Data supplied Start Marker

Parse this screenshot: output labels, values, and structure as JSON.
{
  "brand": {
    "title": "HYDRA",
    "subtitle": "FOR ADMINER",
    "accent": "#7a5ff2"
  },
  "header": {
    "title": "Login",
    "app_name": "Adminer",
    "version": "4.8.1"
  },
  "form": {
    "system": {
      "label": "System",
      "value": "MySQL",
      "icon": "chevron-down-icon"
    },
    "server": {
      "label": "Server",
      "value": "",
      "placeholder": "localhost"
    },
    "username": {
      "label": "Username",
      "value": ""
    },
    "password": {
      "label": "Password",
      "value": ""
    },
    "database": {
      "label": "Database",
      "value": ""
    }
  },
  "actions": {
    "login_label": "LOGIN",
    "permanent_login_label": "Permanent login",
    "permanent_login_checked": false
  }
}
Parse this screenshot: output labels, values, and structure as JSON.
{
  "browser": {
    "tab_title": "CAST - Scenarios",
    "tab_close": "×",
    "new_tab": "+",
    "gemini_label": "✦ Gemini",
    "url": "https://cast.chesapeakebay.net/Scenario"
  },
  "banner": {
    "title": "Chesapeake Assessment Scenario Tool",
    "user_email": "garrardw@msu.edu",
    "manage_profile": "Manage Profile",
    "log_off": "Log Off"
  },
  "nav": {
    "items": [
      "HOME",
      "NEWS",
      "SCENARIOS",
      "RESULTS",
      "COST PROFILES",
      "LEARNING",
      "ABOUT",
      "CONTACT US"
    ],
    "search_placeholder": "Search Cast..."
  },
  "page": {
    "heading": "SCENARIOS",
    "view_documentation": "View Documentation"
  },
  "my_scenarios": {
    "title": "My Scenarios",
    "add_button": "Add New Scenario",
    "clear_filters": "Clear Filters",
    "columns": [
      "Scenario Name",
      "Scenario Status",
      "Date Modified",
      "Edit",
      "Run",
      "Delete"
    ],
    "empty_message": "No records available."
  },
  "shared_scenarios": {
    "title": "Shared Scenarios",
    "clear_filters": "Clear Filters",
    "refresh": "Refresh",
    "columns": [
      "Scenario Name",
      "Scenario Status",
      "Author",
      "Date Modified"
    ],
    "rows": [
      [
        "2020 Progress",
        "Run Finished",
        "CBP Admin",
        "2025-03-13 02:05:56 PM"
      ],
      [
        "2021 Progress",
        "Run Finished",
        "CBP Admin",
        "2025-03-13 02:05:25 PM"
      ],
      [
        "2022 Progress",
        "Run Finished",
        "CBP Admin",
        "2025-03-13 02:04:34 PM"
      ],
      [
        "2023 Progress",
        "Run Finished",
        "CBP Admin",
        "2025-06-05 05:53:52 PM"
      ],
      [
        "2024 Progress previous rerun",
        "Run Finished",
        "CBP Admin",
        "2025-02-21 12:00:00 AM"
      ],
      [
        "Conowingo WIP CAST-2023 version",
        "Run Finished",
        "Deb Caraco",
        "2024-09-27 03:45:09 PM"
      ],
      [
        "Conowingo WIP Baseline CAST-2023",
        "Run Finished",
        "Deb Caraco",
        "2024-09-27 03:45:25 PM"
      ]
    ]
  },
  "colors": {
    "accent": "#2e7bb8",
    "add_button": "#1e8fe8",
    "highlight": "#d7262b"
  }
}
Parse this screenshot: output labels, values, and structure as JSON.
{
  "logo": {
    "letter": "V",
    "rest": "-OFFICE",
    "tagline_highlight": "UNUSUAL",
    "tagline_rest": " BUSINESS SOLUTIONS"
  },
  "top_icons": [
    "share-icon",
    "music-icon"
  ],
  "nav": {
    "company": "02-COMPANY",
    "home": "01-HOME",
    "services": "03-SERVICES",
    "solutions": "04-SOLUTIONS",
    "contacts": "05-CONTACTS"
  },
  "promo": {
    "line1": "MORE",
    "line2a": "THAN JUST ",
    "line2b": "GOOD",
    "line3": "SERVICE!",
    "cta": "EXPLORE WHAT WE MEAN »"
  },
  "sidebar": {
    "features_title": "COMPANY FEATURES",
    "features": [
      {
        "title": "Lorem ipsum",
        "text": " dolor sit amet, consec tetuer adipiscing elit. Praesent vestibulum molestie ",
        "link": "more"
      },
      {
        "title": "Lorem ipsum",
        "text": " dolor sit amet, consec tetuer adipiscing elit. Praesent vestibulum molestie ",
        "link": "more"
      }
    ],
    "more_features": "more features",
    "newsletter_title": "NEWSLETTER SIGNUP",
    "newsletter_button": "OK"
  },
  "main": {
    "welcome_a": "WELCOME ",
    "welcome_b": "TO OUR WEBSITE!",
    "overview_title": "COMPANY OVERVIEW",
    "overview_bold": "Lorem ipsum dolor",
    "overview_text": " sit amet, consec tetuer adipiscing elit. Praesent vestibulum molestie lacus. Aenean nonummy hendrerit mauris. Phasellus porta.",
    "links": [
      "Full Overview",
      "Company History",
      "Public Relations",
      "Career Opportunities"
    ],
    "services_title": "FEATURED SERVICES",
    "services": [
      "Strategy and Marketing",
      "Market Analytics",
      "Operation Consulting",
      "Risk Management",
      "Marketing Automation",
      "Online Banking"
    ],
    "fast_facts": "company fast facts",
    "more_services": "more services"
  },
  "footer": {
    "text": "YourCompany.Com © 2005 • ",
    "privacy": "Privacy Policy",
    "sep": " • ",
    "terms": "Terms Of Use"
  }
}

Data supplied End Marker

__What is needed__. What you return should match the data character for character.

__Your response__.
Parse this screenshot: output labels, values, and structure as JSON.
{
  "brand": {
    "title": "HYDRA",
    "subtitle": "FOR ADMINER",
    "accent": "#7a5ff2"
  },
  "header": {
    "title": "Login",
    "app_name": "Adminer",
    "version": "4.8.1"
  },
  "form": {
    "system": {
      "label": "System",
      "value": "MySQL",
      "icon": "chevron-down-icon"
    },
    "server": {
      "label": "Server",
      "value": "",
      "placeholder": "localhost"
    },
    "username": {
      "label": "Username",
      "value": ""
    },
    "password": {
      "label": "Password",
      "value": ""
    },
    "database": {
      "label": "Database",
      "value": ""
    }
  },
  "actions": {
    "login_label": "LOGIN",
    "permanent_login_label": "Permanent login",
    "permanent_login_checked": false
  }
}
Parse this screenshot: output labels, values, and structure as JSON.
{
  "browser": {
    "tab_title": "CAST - Scenarios",
    "tab_close": "×",
    "new_tab": "+",
    "gemini_label": "✦ Gemini",
    "url": "https://cast.chesapeakebay.net/Scenario"
  },
  "banner": {
    "title": "Chesapeake Assessment Scenario Tool",
    "user_email": "garrardw@msu.edu",
    "manage_profile": "Manage Profile",
    "log_off": "Log Off"
  },
  "nav": {
    "items": [
      "HOME",
      "NEWS",
      "SCENARIOS",
      "RESULTS",
      "COST PROFILES",
      "LEARNING",
      "ABOUT",
      "CONTACT US"
    ],
    "search_placeholder": "Search Cast..."
  },
  "page": {
    "heading": "SCENARIOS",
    "view_documentation": "View Documentation"
  },
  "my_scenarios": {
    "title": "My Scenarios",
    "add_button": "Add New Scenario",
    "clear_filters": "Clear Filters",
    "columns": [
      "Scenario Name",
      "Scenario Status",
      "Date Modified",
      "Edit",
      "Run",
      "Delete"
    ],
    "empty_message": "No records available."
  },
  "shared_scenarios": {
    "title": "Shared Scenarios",
    "clear_filters": "Clear Filters",
    "refresh": "Refresh",
    "columns": [
      "Scenario Name",
      "Scenario Status",
      "Author",
      "Date Modified"
    ],
    "rows": [
      [
        "2020 Progress",
        "Run Finished",
        "CBP Admin",
        "2025-03-13 02:05:56 PM"
      ],
      [
        "2021 Progress",
        "Run Finished",
        "CBP Admin",
        "2025-03-13 02:05:25 PM"
      ],
      [
        "2022 Progress",
        "Run Finished",
        "CBP Admin",
        "2025-03-13 02:04:34 PM"
      ],
      [
        "2023 Progress",
        "Run Finished",
        "CBP Admin",
        "2025-06-05 05:53:52 PM"
      ],
      [
        "2024 Progress previous rerun",
        "Run Finished",
        "CBP Admin",
        "2025-02-21 12:00:00 AM"
      ],
      [
        "Conowingo WIP CAST-2023 version",
        "Run Finished",
        "Deb Caraco",
        "2024-09-27 03:45:09 PM"
      ],
      [
        "Conowingo WIP Baseline CAST-2023",
        "Run Finished",
        "Deb Caraco",
        "2024-09-27 03:45:25 PM"
      ]
    ]
  },
  "colors": {
    "accent": "#2e7bb8",
    "add_button": "#1e8fe8",
    "highlight": "#d7262b"
  }
}
Parse this screenshot: output labels, values, and structure as JSON.
{
  "logo": {
    "letter": "V",
    "rest": "-OFFICE",
    "tagline_highlight": "UNUSUAL",
    "tagline_rest": " BUSINESS SOLUTIONS"
  },
  "top_icons": [
    "share-icon",
    "music-icon"
  ],
  "nav": {
    "company": "02-COMPANY",
    "home": "01-HOME",
    "services": "03-SERVICES",
    "solutions": "04-SOLUTIONS",
    "contacts": "05-CONTACTS"
  },
  "promo": {
    "line1": "MORE",
    "line2a": "THAN JUST ",
    "line2b": "GOOD",
    "line3": "SERVICE!",
    "cta": "EXPLORE WHAT WE MEAN »"
  },
  "sidebar": {
    "features_title": "COMPANY FEATURES",
    "features": [
      {
        "title": "Lorem ipsum",
        "text": " dolor sit amet, consec tetuer adipiscing elit. Praesent vestibulum molestie ",
        "link": "more"
      },
      {
        "title": "Lorem ipsum",
        "text": " dolor sit amet, consec tetuer adipiscing elit. Praesent vestibulum molestie ",
        "link": "more"
      }
    ],
    "more_features": "more features",
    "newsletter_title": "NEWSLETTER SIGNUP",
    "newsletter_button": "OK"
  },
  "main": {
    "welcome_a": "WELCOME ",
    "welcome_b": "TO OUR WEBSITE!",
    "overview_title": "COMPANY OVERVIEW",
    "overview_bold": "Lorem ipsum dolor",
    "overview_text": " sit amet, consec tetuer adipiscing elit. Praesent vestibulum molestie lacus. Aenean nonummy hendrerit mauris. Phasellus porta.",
    "links": [
      "Full Overview",
      "Company History",
      "Public Relations",
      "Career Opportunities"
    ],
    "services_title": "FEATURED SERVICES",
    "services": [
      "Strategy and Marketing",
      "Market Analytics",
      "Operation Consulting",
      "Risk Management",
      "Marketing Automation",
      "Online Banking"
    ],
    "fast_facts": "company fast facts",
    "more_services": "more services"
  },
  "footer": {
    "text": "YourCompany.Com © 2005 • ",
    "privacy": "Privacy Policy",
    "sep": " • ",
    "terms": "Terms Of Use"
  }
}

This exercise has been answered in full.